• PROBLEM DESCRIPTION:
Reproduce the data exactly and drop any pictures it holds.

• INPUT DATA:
Segment Open

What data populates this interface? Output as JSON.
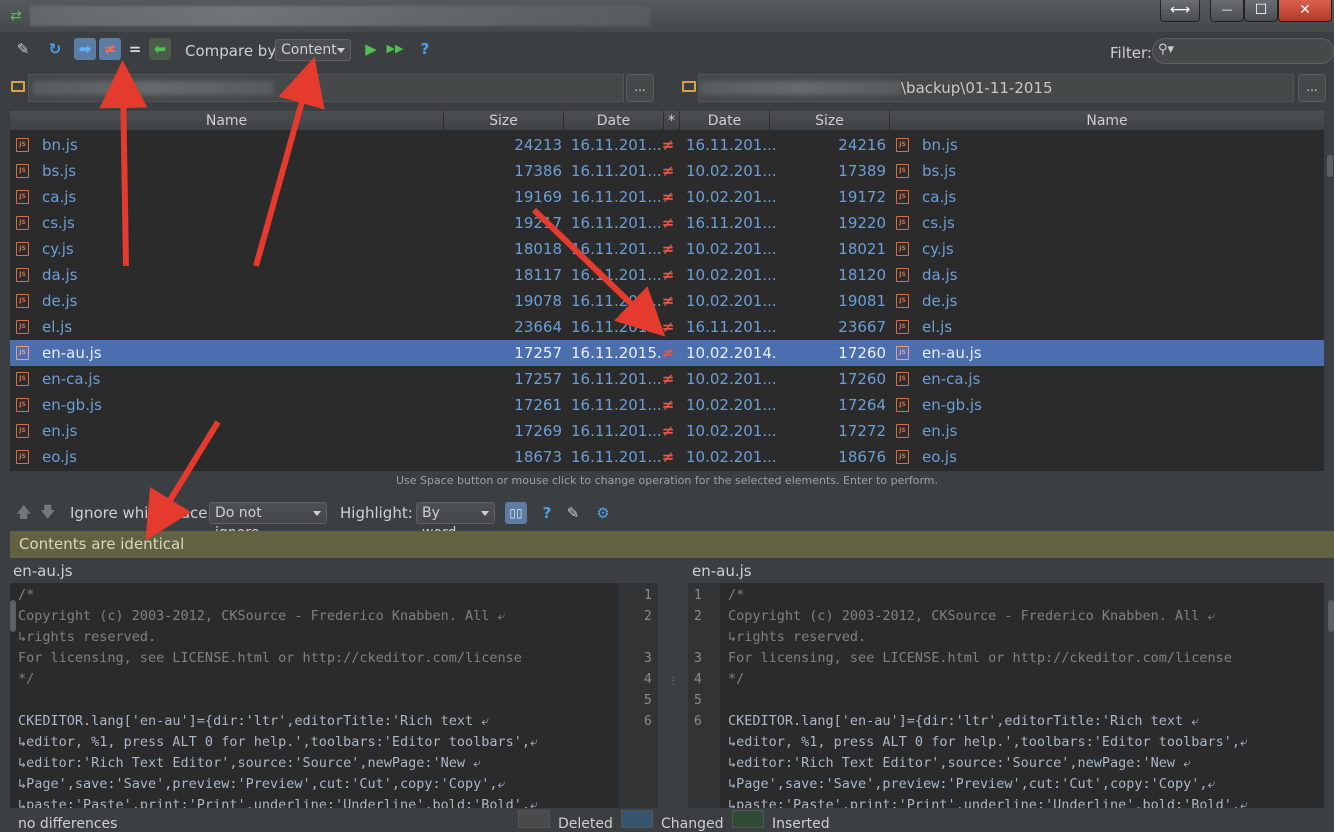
{
  "window": {
    "restore_glyph": "⟷",
    "minimize_glyph": "—",
    "maximize_glyph": "☐",
    "close_glyph": "✕"
  },
  "toolbar": {
    "compare_by_label": "Compare by:",
    "compare_by_value": "Content",
    "filter_label": "Filter:",
    "equal_glyph": "=",
    "neq_glyph": "≠",
    "help_glyph": "?"
  },
  "left_path": {
    "browse_label": "..."
  },
  "right_path": {
    "value": "\\backup\\01-11-2015",
    "browse_label": "..."
  },
  "table": {
    "headers": {
      "name": "Name",
      "size": "Size",
      "date": "Date",
      "star": "*",
      "rdate": "Date",
      "rsize": "Size",
      "rname": "Name"
    },
    "rows": [
      {
        "lname": "bn.js",
        "lsize": "24213",
        "ldate": "16.11.201...",
        "op": "≠",
        "rdate": "16.11.201...",
        "rsize": "24216",
        "rname": "bn.js"
      },
      {
        "lname": "bs.js",
        "lsize": "17386",
        "ldate": "16.11.201...",
        "op": "≠",
        "rdate": "10.02.201...",
        "rsize": "17389",
        "rname": "bs.js"
      },
      {
        "lname": "ca.js",
        "lsize": "19169",
        "ldate": "16.11.201...",
        "op": "≠",
        "rdate": "10.02.201...",
        "rsize": "19172",
        "rname": "ca.js"
      },
      {
        "lname": "cs.js",
        "lsize": "19217",
        "ldate": "16.11.201...",
        "op": "≠",
        "rdate": "16.11.201...",
        "rsize": "19220",
        "rname": "cs.js"
      },
      {
        "lname": "cy.js",
        "lsize": "18018",
        "ldate": "16.11.201...",
        "op": "≠",
        "rdate": "10.02.201...",
        "rsize": "18021",
        "rname": "cy.js"
      },
      {
        "lname": "da.js",
        "lsize": "18117",
        "ldate": "16.11.201...",
        "op": "≠",
        "rdate": "10.02.201...",
        "rsize": "18120",
        "rname": "da.js"
      },
      {
        "lname": "de.js",
        "lsize": "19078",
        "ldate": "16.11.201...",
        "op": "≠",
        "rdate": "10.02.201...",
        "rsize": "19081",
        "rname": "de.js"
      },
      {
        "lname": "el.js",
        "lsize": "23664",
        "ldate": "16.11.201...",
        "op": "≠",
        "rdate": "16.11.201...",
        "rsize": "23667",
        "rname": "el.js"
      },
      {
        "lname": "en-au.js",
        "lsize": "17257",
        "ldate": "16.11.2015...",
        "op": "≠",
        "rdate": "10.02.2014...",
        "rsize": "17260",
        "rname": "en-au.js",
        "selected": true
      },
      {
        "lname": "en-ca.js",
        "lsize": "17257",
        "ldate": "16.11.201...",
        "op": "≠",
        "rdate": "10.02.201...",
        "rsize": "17260",
        "rname": "en-ca.js"
      },
      {
        "lname": "en-gb.js",
        "lsize": "17261",
        "ldate": "16.11.201...",
        "op": "≠",
        "rdate": "10.02.201...",
        "rsize": "17264",
        "rname": "en-gb.js"
      },
      {
        "lname": "en.js",
        "lsize": "17269",
        "ldate": "16.11.201...",
        "op": "≠",
        "rdate": "10.02.201...",
        "rsize": "17272",
        "rname": "en.js"
      },
      {
        "lname": "eo.js",
        "lsize": "18673",
        "ldate": "16.11.201...",
        "op": "≠",
        "rdate": "10.02.201...",
        "rsize": "18676",
        "rname": "eo.js"
      }
    ]
  },
  "hint": "Use Space button or mouse click to change operation for the selected elements. Enter to perform.",
  "diff_toolbar": {
    "ignore_ws_label": "Ignore whitespace:",
    "ignore_ws_value": "Do not ignore",
    "highlight_label": "Highlight:",
    "highlight_value": "By word",
    "help_glyph": "?"
  },
  "banner": "Contents are identical",
  "left_editor": {
    "file": "en-au.js",
    "lines": [
      "/*",
      "Copyright (c) 2003-2012, CKSource - Frederico Knabben. All ⤶",
      "↳rights reserved.",
      "For licensing, see LICENSE.html or http://ckeditor.com/license",
      "*/",
      "",
      "CKEDITOR.lang['en-au']={dir:'ltr',editorTitle:'Rich text ⤶",
      "↳editor, %1, press ALT 0 for help.',toolbars:'Editor toolbars',⤶",
      "↳editor:'Rich Text Editor',source:'Source',newPage:'New ⤶",
      "↳Page',save:'Save',preview:'Preview',cut:'Cut',copy:'Copy',⤶",
      "↳paste:'Paste',print:'Print',underline:'Underline',bold:'Bold',⤶"
    ],
    "line_numbers": [
      "1",
      "2",
      "",
      "3",
      "4",
      "5",
      "6"
    ]
  },
  "right_editor": {
    "file": "en-au.js",
    "line_numbers": [
      "1",
      "2",
      "",
      "3",
      "4",
      "5",
      "6"
    ]
  },
  "status": {
    "left": "no differences",
    "deleted": "Deleted",
    "changed": "Changed",
    "inserted": "Inserted"
  },
  "colors": {
    "background": "#3c3f41",
    "table_bg": "#2b2b2b",
    "file_text": "#6c9ed6",
    "selected_row": "#4b6eaf",
    "neq": "#e0584a",
    "banner": "#626243",
    "annotation_arrow": "#e53a2e",
    "deleted": "#4a4a4a",
    "changed": "#385570",
    "inserted": "#2f4a35"
  }
}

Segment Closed

• RESPONSE BOX:
What data populates this interface? Output as JSON.
{
  "window": {
    "restore_glyph": "⟷",
    "minimize_glyph": "—",
    "maximize_glyph": "☐",
    "close_glyph": "✕"
  },
  "toolbar": {
    "compare_by_label": "Compare by:",
    "compare_by_value": "Content",
    "filter_label": "Filter:",
    "equal_glyph": "=",
    "neq_glyph": "≠",
    "help_glyph": "?"
  },
  "left_path": {
    "browse_label": "..."
  },
  "right_path": {
    "value": "\\backup\\01-11-2015",
    "browse_label": "..."
  },
  "table": {
    "headers": {
      "name": "Name",
      "size": "Size",
      "date": "Date",
      "star": "*",
      "rdate": "Date",
      "rsize": "Size",
      "rname": "Name"
    },
    "rows": [
      {
        "lname": "bn.js",
        "lsize": "24213",
        "ldate": "16.11.201...",
        "op": "≠",
        "rdate": "16.11.201...",
        "rsize": "24216",
        "rname": "bn.js"
      },
      {
        "lname": "bs.js",
        "lsize": "17386",
        "ldate": "16.11.201...",
        "op": "≠",
        "rdate": "10.02.201...",
        "rsize": "17389",
        "rname": "bs.js"
      },
      {
        "lname": "ca.js",
        "lsize": "19169",
        "ldate": "16.11.201...",
        "op": "≠",
        "rdate": "10.02.201...",
        "rsize": "19172",
        "rname": "ca.js"
      },
      {
        "lname": "cs.js",
        "lsize": "19217",
        "ldate": "16.11.201...",
        "op": "≠",
        "rdate": "16.11.201...",
        "rsize": "19220",
        "rname": "cs.js"
      },
      {
        "lname": "cy.js",
        "lsize": "18018",
        "ldate": "16.11.201...",
        "op": "≠",
        "rdate": "10.02.201...",
        "rsize": "18021",
        "rname": "cy.js"
      },
      {
        "lname": "da.js",
        "lsize": "18117",
        "ldate": "16.11.201...",
        "op": "≠",
        "rdate": "10.02.201...",
        "rsize": "18120",
        "rname": "da.js"
      },
      {
        "lname": "de.js",
        "lsize": "19078",
        "ldate": "16.11.201...",
        "op": "≠",
        "rdate": "10.02.201...",
        "rsize": "19081",
        "rname": "de.js"
      },
      {
        "lname": "el.js",
        "lsize": "23664",
        "ldate": "16.11.201...",
        "op": "≠",
        "rdate": "16.11.201...",
        "rsize": "23667",
        "rname": "el.js"
      },
      {
        "lname": "en-au.js",
        "lsize": "17257",
        "ldate": "16.11.2015...",
        "op": "≠",
        "rdate": "10.02.2014...",
        "rsize": "17260",
        "rname": "en-au.js",
        "selected": true
      },
      {
        "lname": "en-ca.js",
        "lsize": "17257",
        "ldate": "16.11.201...",
        "op": "≠",
        "rdate": "10.02.201...",
        "rsize": "17260",
        "rname": "en-ca.js"
      },
      {
        "lname": "en-gb.js",
        "lsize": "17261",
        "ldate": "16.11.201...",
        "op": "≠",
        "rdate": "10.02.201...",
        "rsize": "17264",
        "rname": "en-gb.js"
      },
      {
        "lname": "en.js",
        "lsize": "17269",
        "ldate": "16.11.201...",
        "op": "≠",
        "rdate": "10.02.201...",
        "rsize": "17272",
        "rname": "en.js"
      },
      {
        "lname": "eo.js",
        "lsize": "18673",
        "ldate": "16.11.201...",
        "op": "≠",
        "rdate": "10.02.201...",
        "rsize": "18676",
        "rname": "eo.js"
      }
    ]
  },
  "hint": "Use Space button or mouse click to change operation for the selected elements. Enter to perform.",
  "diff_toolbar": {
    "ignore_ws_label": "Ignore whitespace:",
    "ignore_ws_value": "Do not ignore",
    "highlight_label": "Highlight:",
    "highlight_value": "By word",
    "help_glyph": "?"
  },
  "banner": "Contents are identical",
  "left_editor": {
    "file": "en-au.js",
    "lines": [
      "/*",
      "Copyright (c) 2003-2012, CKSource - Frederico Knabben. All ⤶",
      "↳rights reserved.",
      "For licensing, see LICENSE.html or http://ckeditor.com/license",
      "*/",
      "",
      "CKEDITOR.lang['en-au']={dir:'ltr',editorTitle:'Rich text ⤶",
      "↳editor, %1, press ALT 0 for help.',toolbars:'Editor toolbars',⤶",
      "↳editor:'Rich Text Editor',source:'Source',newPage:'New ⤶",
      "↳Page',save:'Save',preview:'Preview',cut:'Cut',copy:'Copy',⤶",
      "↳paste:'Paste',print:'Print',underline:'Underline',bold:'Bold',⤶"
    ],
    "line_numbers": [
      "1",
      "2",
      "",
      "3",
      "4",
      "5",
      "6"
    ]
  },
  "right_editor": {
    "file": "en-au.js",
    "line_numbers": [
      "1",
      "2",
      "",
      "3",
      "4",
      "5",
      "6"
    ]
  },
  "status": {
    "left": "no differences",
    "deleted": "Deleted",
    "changed": "Changed",
    "inserted": "Inserted"
  },
  "colors": {
    "background": "#3c3f41",
    "table_bg": "#2b2b2b",
    "file_text": "#6c9ed6",
    "selected_row": "#4b6eaf",
    "neq": "#e0584a",
    "banner": "#626243",
    "annotation_arrow": "#e53a2e",
    "deleted": "#4a4a4a",
    "changed": "#385570",
    "inserted": "#2f4a35"
  }
}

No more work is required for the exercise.